It’s crazy how much panic ensues the first time an article online mentions the word “recession”. There is always an asshole predicting the next recession is going to start tomorrow. And unlike predicting the end of the world, some people actually “get it right” because recessions aren’t all that rare. Sure, we never know when they are going to start, but what we do know is they will happen. No one wants to lose half of their portfolio value, but it’s a worthy tradeoff to occasionally lose temporary value in our portfolio to get the long term gains that always occur. There are always people that say the next “recession” is imminent, and when it comes we’ll all lose our jobs, our wives, our happiness, and our money! Sounds pretty awful, right? There are two things I want to stress here. First, recessions are going to happen. They happen in almost every decade. The most recent one in 2007-2008 was considered a very bad one. Here is a list of every US recession that has occurred, and as you can see there’s a nice column for “time since last recession” and we tend to see that they usually happen about every 6 years over the long haul.
Let’s give a backdated example of an investor starting out at the worst possible time, when the market was highest in 2007 and watch what happens when the recession hits. We’ll use 3 dates here: October 2007 when market was high, February 2009 when market reached its low point, and November 2015 to show present day value. These are approximate dates/numbers so don’t fault me for stock prices or dividend payouts.
Invest $25,000 in Coca-Cola
2007: Bought 833 shares @ $30 per share, Total Value = ~$25,000
2009: Recession occurs; stock drops to $20 per share, and makes 833 shares worth ~ $16,500 (plus dividends received)
2015: Present Day, stock price rises to $42 per share, 833 shares now worth ~ $35,000
Dividends received using 3% annual approximation = $6,000
Total Value = ~$41,000 (64% return)
Invest $25,000 in Johnson & Johnson
2007: Bought 379 shares @ $66 per share, Total Value = ~$25,000

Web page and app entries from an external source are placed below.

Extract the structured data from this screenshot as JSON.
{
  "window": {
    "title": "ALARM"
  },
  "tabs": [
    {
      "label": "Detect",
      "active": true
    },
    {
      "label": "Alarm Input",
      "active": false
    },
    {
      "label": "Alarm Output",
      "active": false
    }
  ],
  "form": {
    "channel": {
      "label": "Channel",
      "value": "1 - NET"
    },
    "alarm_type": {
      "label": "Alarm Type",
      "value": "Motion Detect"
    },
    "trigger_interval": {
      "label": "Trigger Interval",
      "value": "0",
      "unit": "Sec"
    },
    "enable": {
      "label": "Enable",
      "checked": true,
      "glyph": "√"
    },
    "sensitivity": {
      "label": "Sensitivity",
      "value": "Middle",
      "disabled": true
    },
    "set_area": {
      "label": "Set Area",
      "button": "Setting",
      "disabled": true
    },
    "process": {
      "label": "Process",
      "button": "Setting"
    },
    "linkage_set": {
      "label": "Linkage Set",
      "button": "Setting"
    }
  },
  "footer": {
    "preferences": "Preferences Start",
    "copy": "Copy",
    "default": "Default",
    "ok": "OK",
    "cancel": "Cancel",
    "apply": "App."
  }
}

2009: Recession occurs; stock drops to $48 per share, and makes 379 shares worth ~ $18,200 (plus dividends received)
2015: Present Day, stock price rises to $102 per share, 379 shares now worth ~ $38,600
Dividends received using 3% annual approximation = $6000
Total Value = ~$44,600 (78% return)
These examples are obviously not useful to you today, as you don’t have a time machine (that I know of). However, it illustrates the following investing principles:
Recessions happen. And as you can see from the list on Wikipedia, they aren’t all that uncommon. The way to be prepared for them is to only invest money you don’t need in the short term. Always keep an emergency fund for tough times
NEVER sell stock during a recession. You are literally throwing money away by selling your stock beneath their true value.
BUY when people panic. You can see in these examples we had great prices on both Coca-Cola and Johnson & Johnson stock in 2009. If you were fortunate enough to buy consistently throughout the recession, you might be getting close to doubling that investment by 2015.
Remember your portfolio represents temporary value. You aren’t actually losing a large chunk of your money when a recession hits, only temporary value.
Strong Dividend Stocks continue to pay during a recession. Coca-Cola and Johnson & Johnson continued the same dividend payments and even raised them during these rough years. It’s a good starting point to see which companies did this and assume they can do it again when the next recession hits us.
If you invest with a plan and anticipate recessions, they shouldn’t worry you in the least. We’ll continue to receive our dividend payments on a monthly basis to make ourselves feel motivated. This is another prime example of why we should be using our dividend income as our “progress meter”, instead of portfolio value, which can vary greatly depending on the overall economy. Plan ahead, save your money, and sleep well at night while you work toward your financial goals!